As a regional phenomenon, the digital revolution has disrupted many Ugandan industries, including retail, telecommunications and consumer goods. Financial services is not an exception with proliferation mobile money payment platforms.MTN Money is the market leader with more than a half of Ugandans using the service when it comes to mobile money based transactions.For many emerging economy like Uganda, this as a huge opportunity. The success of pioneering digital players, such as MTN Money, now defunct Warid Money(nowadays trading under Airtel money) have proven that it is possible to become a market leader through digital innovation.Today in Uganda, there are many indications that people are ready for digital banks.The country is one of the largest users of social media in East and Central Africa and more than 40 percent of middle-class and affluent consumers are already actively seeking information online before making purchases. Furthermore, Uganda’s current Internet penetration is around 15 percent in urban areas, 6 per cent in rural areas and growing.
Furthermore, e-commerce penetration is at 2.2 percent, compared with 0 percent in 2009.Uganda affluent and young, in particular, are ready and eager to adopt a digital proposition. Of these sections of society, 31 percent Ugandans want an online-only model and a mere 9 percent prefer to bank through their branch. Indeed, in today’s Ugandan market, the expectations of retail-banking customers are increasingly complex. Customers naturally want a bank that protects their assets and helps them achieve their financial goals, but they also want regular and convenient interactions, total reliability, simple ways of doing things, and adaptability when life circumstances change.Yet financial institutions of all types are still adjusting to the digital and data revolutions. Building a completely new digital bank might prove difficult for many Ugandan institutions at the moment, given the growth of the incumbent businesses.
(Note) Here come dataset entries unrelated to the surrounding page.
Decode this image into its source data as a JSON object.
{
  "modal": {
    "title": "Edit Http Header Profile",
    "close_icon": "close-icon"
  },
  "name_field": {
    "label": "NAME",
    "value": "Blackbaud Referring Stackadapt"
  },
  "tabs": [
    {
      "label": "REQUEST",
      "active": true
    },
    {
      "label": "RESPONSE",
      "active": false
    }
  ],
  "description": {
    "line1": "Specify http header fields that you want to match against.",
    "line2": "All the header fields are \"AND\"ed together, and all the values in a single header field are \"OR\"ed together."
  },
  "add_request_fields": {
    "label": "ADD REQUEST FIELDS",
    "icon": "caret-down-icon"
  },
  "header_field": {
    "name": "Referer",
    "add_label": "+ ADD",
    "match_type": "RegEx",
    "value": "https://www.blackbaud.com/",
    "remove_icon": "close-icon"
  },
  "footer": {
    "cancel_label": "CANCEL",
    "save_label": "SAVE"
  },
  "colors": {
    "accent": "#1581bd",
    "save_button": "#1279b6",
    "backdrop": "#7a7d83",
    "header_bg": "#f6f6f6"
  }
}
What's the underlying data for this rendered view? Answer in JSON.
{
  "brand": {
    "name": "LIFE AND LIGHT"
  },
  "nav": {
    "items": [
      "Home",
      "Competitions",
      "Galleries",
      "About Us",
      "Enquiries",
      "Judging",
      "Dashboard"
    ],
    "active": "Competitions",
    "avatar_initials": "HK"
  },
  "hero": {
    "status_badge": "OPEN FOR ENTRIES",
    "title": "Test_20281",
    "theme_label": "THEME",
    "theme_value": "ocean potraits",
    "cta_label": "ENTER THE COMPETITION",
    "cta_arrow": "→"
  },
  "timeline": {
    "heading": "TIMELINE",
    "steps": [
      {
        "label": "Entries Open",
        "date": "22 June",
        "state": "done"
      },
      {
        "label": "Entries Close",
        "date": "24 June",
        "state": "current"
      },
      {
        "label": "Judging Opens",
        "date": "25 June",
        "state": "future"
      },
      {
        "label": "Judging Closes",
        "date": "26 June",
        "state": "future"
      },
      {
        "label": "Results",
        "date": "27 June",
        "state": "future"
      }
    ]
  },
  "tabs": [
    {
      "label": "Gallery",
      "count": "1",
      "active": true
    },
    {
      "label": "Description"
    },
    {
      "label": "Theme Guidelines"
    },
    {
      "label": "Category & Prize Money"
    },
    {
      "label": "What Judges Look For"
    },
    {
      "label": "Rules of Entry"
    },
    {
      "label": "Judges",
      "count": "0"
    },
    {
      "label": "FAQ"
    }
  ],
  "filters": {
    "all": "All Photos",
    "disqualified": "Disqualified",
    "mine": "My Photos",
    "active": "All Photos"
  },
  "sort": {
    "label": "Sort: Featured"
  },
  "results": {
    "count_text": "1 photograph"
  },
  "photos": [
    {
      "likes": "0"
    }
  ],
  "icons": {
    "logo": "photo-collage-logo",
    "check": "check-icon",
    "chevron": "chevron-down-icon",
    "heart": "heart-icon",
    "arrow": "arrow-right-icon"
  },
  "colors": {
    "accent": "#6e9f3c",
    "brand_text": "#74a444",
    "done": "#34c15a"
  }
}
It might be difficult to marshal support for a future digital bank that might not generate significant returns in the short term.What Ugandan banks can do to overcome this is that they should consider a two-pronged approach.
One is to build a dedicated, independent venture to focus on creating a disruptive digital proposition for a selected segment of the market.They also need to move towards digitizing their current business models.To put it simply,Ugandan banks need to become more “bionic” which means blending digital technology and a human touch.It’s what retail banks like Centenary bank, Pride Microfinance, Crane Bank among others must do if they are to meet customer expectations. Offering just one or the other is no longer enough and they must provide digital functionality for speed and convenience, as well as thoughtful human interaction when the customer wishes it.Leading retail banks in Africa are at varying stages of becoming bionic, and the transformational roadmap differs for each one, therefore Uganda shouldn’t not be left behind.The prize will be significant for the winners in Ugandan banking sector, who could see returns on equity improve by eight to 14 percentage points according to a recent study.